DDR5 sticks with capacities more than 64GB will scale as the demand for memory grows in the industry which we expect is not stopping any soon given the deployment of new resource-heavy technologies such as Web3.0, Cloud and so on.
The power management in DDR4 RAM is handled by the motherboard. However, its not the same for DDR5 Memory.
In DDR5 RAM, there is a Power Management Integrated Circuit (PMIC) built right into the RAM itself. It is responsible for all sorts of power management related functions.
DDR5 also runs at a lower voltage compared to DDR4. It is more noticeable in smaller devices where power management is crucial.
Availability Compatibility and Pricing
DDR5 is rarely available as compared to its more mature predecessor, DDR4. Moreover, DDR5 is STRICTLY compatible with Intel’s “Alder Lake” 12th Gen CPUs ranging from i5-12600K to i9-12600K and their KF counterparts alike.
These CPUs also support DDR4. However, its important to take note that although these CPUs support DDR4 RAM, the motherboard needed to mount these CPUs DO NOT support both DDR4 and DDR5 RAM. So, either you have to settle for a DDR5 compatible version of the motherboard or a DDR4 compatible version.
Talking about the pricing, there is a very significant difference between purchasing a DDR5 Compatible motherboard and a DDR4 compatible motherboard.
Similarly, the price difference between DDR5 and DDR4 RAM is also significant.
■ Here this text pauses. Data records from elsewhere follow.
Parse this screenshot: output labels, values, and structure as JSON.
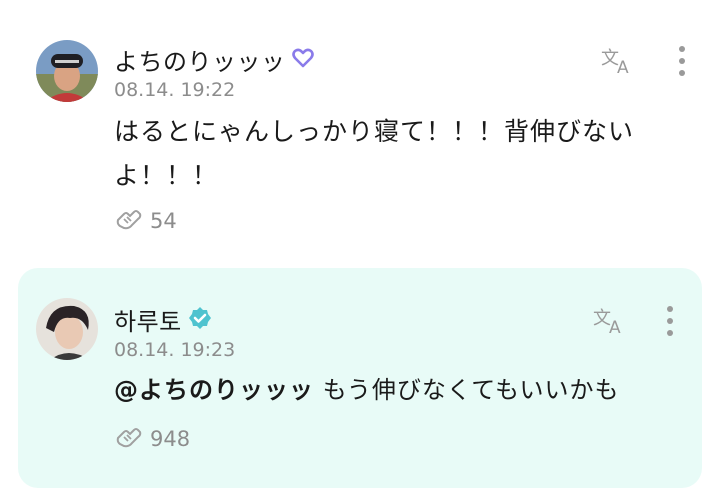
{
  "posts": [
    {
      "author": "よちのりッッッ",
      "timestamp": "08.14. 19:22",
      "body": "はるとにゃんしっかり寝て！！！背伸びないよ！！！",
      "reaction_count": "54",
      "badge_icon": "heart-outline-icon",
      "badge_color": "#8a7bea"
    },
    {
      "author": "하루토",
      "timestamp": "08.14. 19:23",
      "mention": "@よちのりッッッ",
      "body": " もう伸びなくてもいいかも",
      "reaction_count": "948",
      "badge_icon": "verified-check-icon",
      "badge_color": "#4fc3cf"
    }
  ],
  "icons": {
    "translate": "translate-icon",
    "more": "more-vertical-icon",
    "reaction": "reaction-icon"
  },
  "colors": {
    "highlight_background": "#e8fbf7",
    "muted_text": "#8c8c8c"
  }
}
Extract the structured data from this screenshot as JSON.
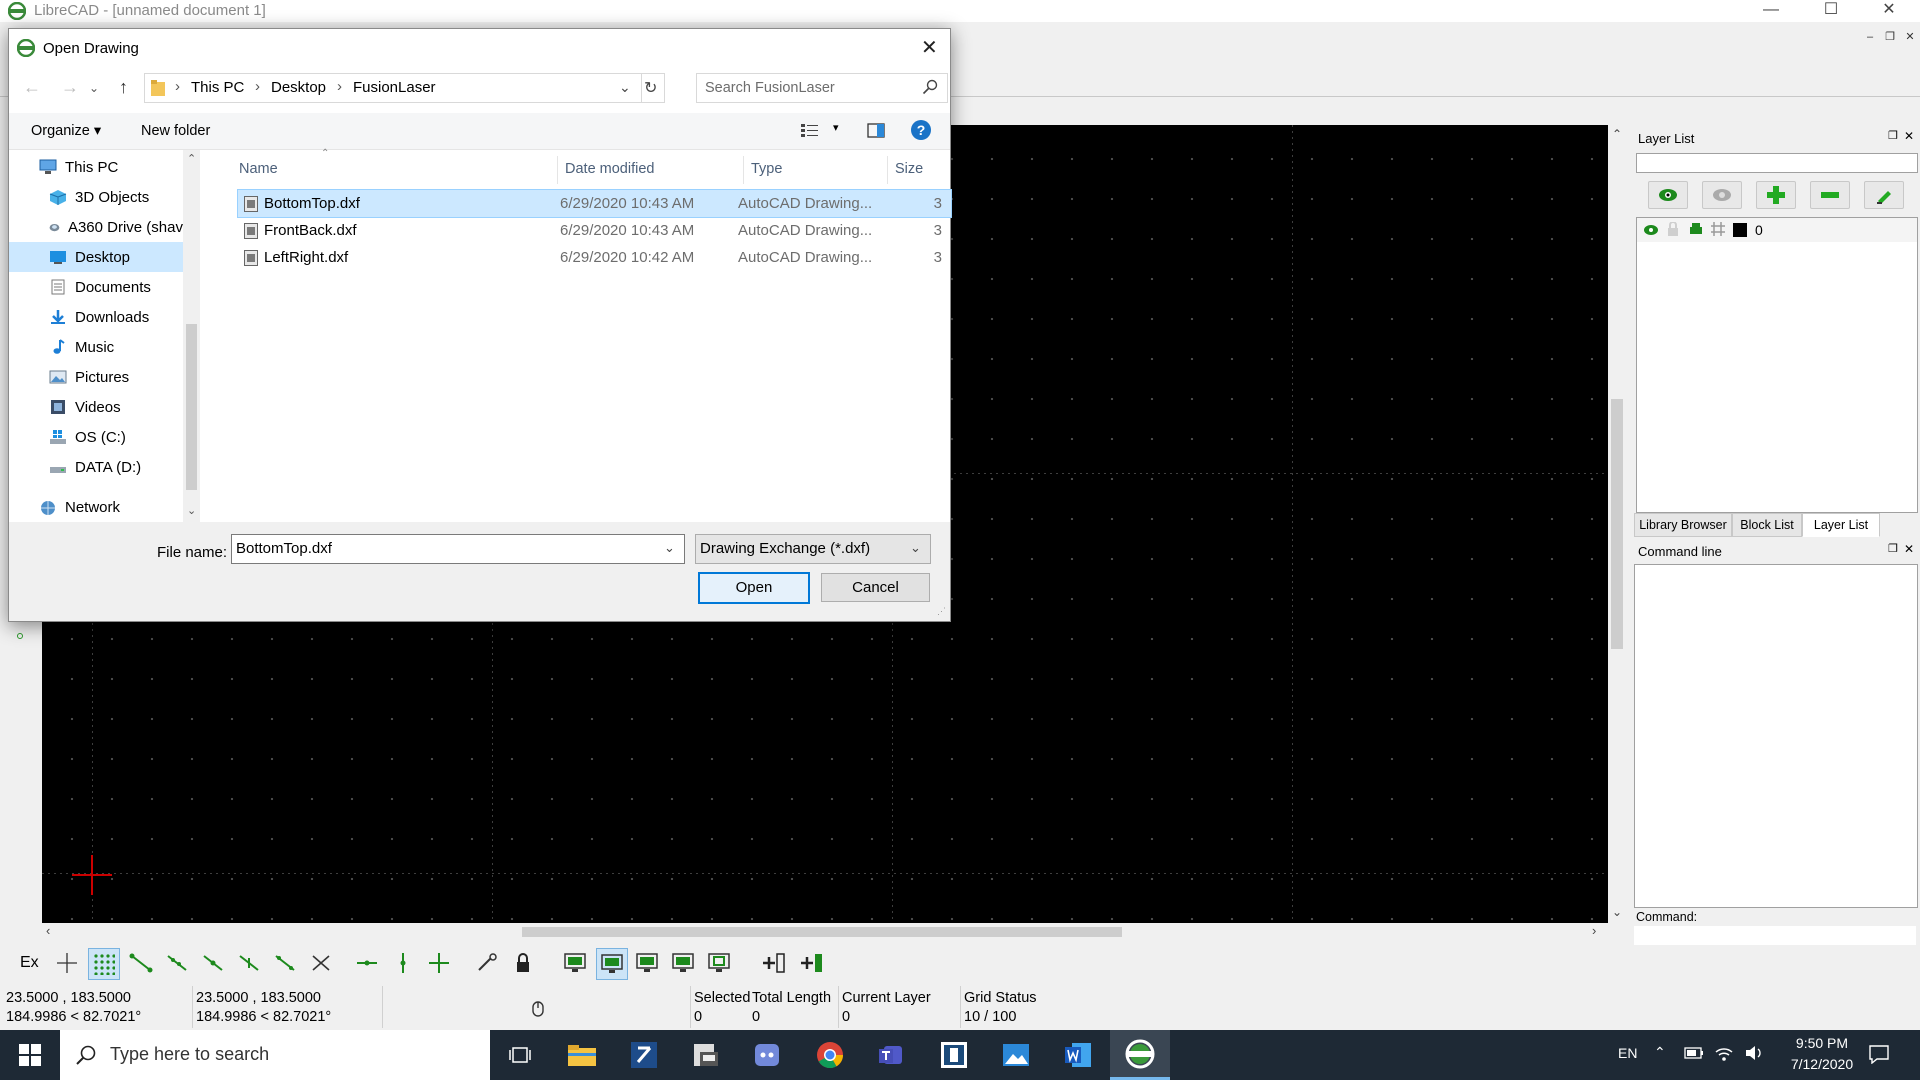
{
  "window": {
    "title": "LibreCAD - [unnamed document 1]"
  },
  "dialog": {
    "title": "Open Drawing",
    "breadcrumb": [
      "This PC",
      "Desktop",
      "FusionLaser"
    ],
    "search_placeholder": "Search FusionLaser",
    "organize_label": "Organize",
    "new_folder_label": "New folder",
    "nav_items": [
      {
        "label": "This PC",
        "icon": "pc-icon"
      },
      {
        "label": "3D Objects",
        "icon": "cube-icon"
      },
      {
        "label": "A360 Drive (shav",
        "icon": "cloud-drive-icon"
      },
      {
        "label": "Desktop",
        "icon": "desktop-icon"
      },
      {
        "label": "Documents",
        "icon": "documents-icon"
      },
      {
        "label": "Downloads",
        "icon": "download-icon"
      },
      {
        "label": "Music",
        "icon": "music-icon"
      },
      {
        "label": "Pictures",
        "icon": "pictures-icon"
      },
      {
        "label": "Videos",
        "icon": "videos-icon"
      },
      {
        "label": "OS (C:)",
        "icon": "drive-icon"
      },
      {
        "label": "DATA (D:)",
        "icon": "drive-icon"
      },
      {
        "label": "Network",
        "icon": "network-icon"
      }
    ],
    "columns": {
      "name": "Name",
      "date": "Date modified",
      "type": "Type",
      "size": "Size"
    },
    "files": [
      {
        "name": "BottomTop.dxf",
        "date": "6/29/2020 10:43 AM",
        "type": "AutoCAD Drawing...",
        "size": "3"
      },
      {
        "name": "FrontBack.dxf",
        "date": "6/29/2020 10:43 AM",
        "type": "AutoCAD Drawing...",
        "size": "3"
      },
      {
        "name": "LeftRight.dxf",
        "date": "6/29/2020 10:42 AM",
        "type": "AutoCAD Drawing...",
        "size": "3"
      }
    ],
    "filename_label": "File name:",
    "filename_value": "BottomTop.dxf",
    "filter_value": "Drawing Exchange (*.dxf)",
    "open_label": "Open",
    "cancel_label": "Cancel"
  },
  "dock": {
    "layer_list_title": "Layer List",
    "layer_name": "0",
    "tabs": [
      "Library Browser",
      "Block List",
      "Layer List"
    ],
    "command_line_title": "Command line",
    "command_label": "Command:"
  },
  "bottom_toolbar": {
    "ex_label": "Ex"
  },
  "status": {
    "abs_coord": "23.5000 , 183.5000",
    "abs_polar": "184.9986 < 82.7021°",
    "rel_coord": "23.5000 , 183.5000",
    "rel_polar": "184.9986 < 82.7021°",
    "selected_label": "Selected",
    "selected_value": "0",
    "total_length_label": "Total Length",
    "total_length_value": "0",
    "current_layer_label": "Current Layer",
    "current_layer_value": "0",
    "grid_status_label": "Grid Status",
    "grid_status_value": "10 / 100"
  },
  "taskbar": {
    "search_placeholder": "Type here to search",
    "language": "EN",
    "time": "9:50 PM",
    "date": "7/12/2020"
  },
  "colors": {
    "accent": "#0078d7",
    "selection": "#cce8ff",
    "canvas": "#000000",
    "taskbar": "#1e2935"
  }
}
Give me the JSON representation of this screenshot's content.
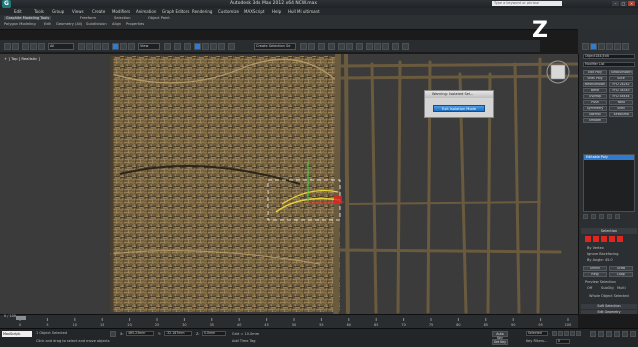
{
  "window": {
    "title": "Autodesk 3ds Max 2012 x64      NCW.max",
    "search_placeholder": "Type a keyword or phrase",
    "controls": [
      "–",
      "□",
      "✕"
    ]
  },
  "menu": [
    "Edit",
    "Tools",
    "Group",
    "Views",
    "Create",
    "Modifiers",
    "Animation",
    "Graph Editors",
    "Rendering",
    "Customize",
    "MAXScript",
    "Help",
    "Hull Mi ultimant"
  ],
  "ribbon": {
    "tabs": [
      "Graphite Modeling Tools",
      "Freeform",
      "Selection",
      "Object Paint"
    ],
    "subtabs": [
      "Polygon Modeling",
      "Edit",
      "Geometry (All)",
      "Subdivision",
      "Align",
      "Properties"
    ]
  },
  "toolbar": {
    "selection_filter": "All",
    "view_dropdown": "View",
    "named_selection": "Create Selection Se"
  },
  "viewport": {
    "label": "+ ] Top ] Realistic ]",
    "brand_glyph": "Z"
  },
  "dialog": {
    "title": "Warning: Isolated Sel...",
    "button": "Exit Isolation Mode"
  },
  "command_panel": {
    "object_name": "Object184(Edit",
    "modifier_list": "Modifier List",
    "buttons": [
      [
        "Edit Poly",
        "TurboSmooth"
      ],
      [
        "Shell Poly",
        "Slice"
      ],
      [
        "MeshSmooth",
        "FFD 2x2x2"
      ],
      [
        "Bend",
        "FFD 3x3x3"
      ],
      [
        "Uv/Map",
        "FFD 4x4x4"
      ],
      [
        "Push",
        "Twist"
      ],
      [
        "Symmetry",
        "Shell"
      ],
      [
        "Normal",
        "TurboSmo"
      ],
      [
        "Smooth",
        ""
      ]
    ],
    "stack_item": "Editable Poly",
    "selection_header": "Selection",
    "options": [
      "By Vertex",
      "Ignore Backfacing",
      "By Angle: 45.0",
      "Shrink",
      "Grow",
      "Ring",
      "Loop"
    ],
    "preview_selection": "Preview Selection",
    "preview_options": [
      "Off",
      "SubObj",
      "Multi"
    ],
    "whole_object": "Whole Object Selected",
    "soft_selection": "Soft Selection",
    "edit_geometry": "Edit Geometry"
  },
  "timeline": {
    "frame_display": "0 / 100",
    "ticks": [
      "0",
      "5",
      "10",
      "15",
      "20",
      "25",
      "30",
      "35",
      "40",
      "45",
      "50",
      "55",
      "60",
      "65",
      "70",
      "75",
      "80",
      "85",
      "90",
      "95",
      "100"
    ]
  },
  "status": {
    "script_label": "MaxScript.",
    "selected": "1 Object Selected",
    "prompt": "Click and drag to select and move objects",
    "x_label": "X:",
    "x_value": "465.23mm",
    "y_label": "Y:",
    "y_value": "-32.187mm",
    "z_label": "Z:",
    "z_value": "0.0mm",
    "grid": "Grid = 10.0mm",
    "autokey": "Auto Key",
    "setkey": "Set Key",
    "selected_dropdown": "Selected",
    "key_filters": "Key Filters...",
    "add_time_tag": "Add Time Tag",
    "frame": "0"
  },
  "colors": {
    "accent_blue": "#2f7bd0",
    "viewport_bg": "#3b3b3b",
    "straw": "#8a7449",
    "wood": "#6a5a3e",
    "selection_yellow": "#e8d23a",
    "gizmo_red": "#e0241e",
    "gizmo_green": "#2fcf2f"
  }
}
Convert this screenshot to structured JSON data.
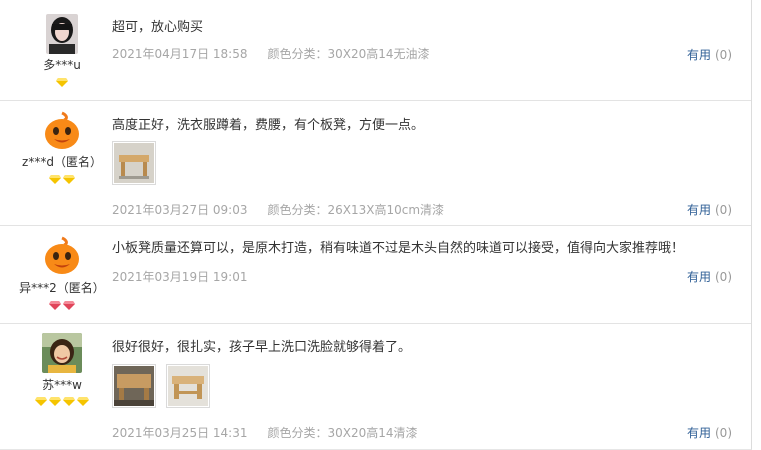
{
  "reviews": [
    {
      "username": "多***u",
      "content": "超可，放心购买",
      "date": "2021年04月17日 18:58",
      "spec": "颜色分类：30X20高14无油漆",
      "useful_label": "有用",
      "useful_count": "(0)",
      "badge_color": "gold",
      "badge_count": 1
    },
    {
      "username": "z***d（匿名）",
      "content": "高度正好，洗衣服蹲着，费腰，有个板凳，方便一点。",
      "date": "2021年03月27日 09:03",
      "spec": "颜色分类：26X13X高10cm清漆",
      "useful_label": "有用",
      "useful_count": "(0)",
      "badge_color": "gold",
      "badge_count": 2
    },
    {
      "username": "异***2（匿名）",
      "content": "小板凳质量还算可以，是原木打造，稍有味道不过是木头自然的味道可以接受，值得向大家推荐哦！",
      "date": "2021年03月19日 19:01",
      "spec": "",
      "useful_label": "有用",
      "useful_count": "(0)",
      "badge_color": "red",
      "badge_count": 2
    },
    {
      "username": "苏***w",
      "content": "很好很好，很扎实，孩子早上洗口洗脸就够得着了。",
      "date": "2021年03月25日 14:31",
      "spec": "颜色分类：30X20高14清漆",
      "useful_label": "有用",
      "useful_count": "(0)",
      "badge_color": "gold",
      "badge_count": 4
    }
  ],
  "icons": {
    "avatar_1": "woman-photo-avatar",
    "avatar_2": "orange-mascot-avatar",
    "avatar_3": "orange-mascot-avatar",
    "avatar_4": "smiling-woman-photo-avatar",
    "badge": "diamond-icon"
  },
  "colors": {
    "useful_link": "#2f5f96",
    "meta_text": "#a6a6a6",
    "badge_gold": "#f5c400",
    "badge_red": "#e0455a"
  }
}
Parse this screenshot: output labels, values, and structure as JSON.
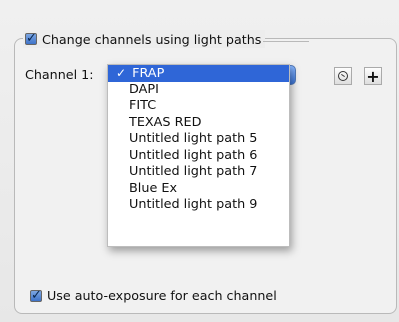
{
  "group": {
    "checkbox_label": "Change channels using light paths",
    "checked": true
  },
  "channel": {
    "label": "Channel 1:",
    "selected": "FRAP",
    "options": [
      "FRAP",
      "DAPI",
      "FITC",
      "TEXAS RED",
      "Untitled light path 5",
      "Untitled light path 6",
      "Untitled light path 7",
      "Blue Ex",
      "Untitled light path 9"
    ]
  },
  "auto_exposure": {
    "label": "Use auto-exposure for each channel",
    "checked": true
  },
  "icons": {
    "check": "✓",
    "checkbox": "checkmark",
    "popup_arrows": "up-down-arrows",
    "add": "+",
    "reset": "circle-reset"
  },
  "colors": {
    "selection": "#2f66d7",
    "checkbox": "#3e73c9"
  }
}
There is a huge gap between their starter market prices.
So, Should You buy DDR5 RAM?
Well, early adoption of a budding technology is completely your conscious choice. If you have the funds and are lucky enough to get hold of stock, you can go for it without any hesitation.
However, when it comes to Do you need to buy or upgrade to DDR5 RAM?
The answer is a simple no because DDR4 is simply enough for the uses of the average consumer. If you have some special plans which require the efficiency and density of DDR5 then that’s a different story altogether.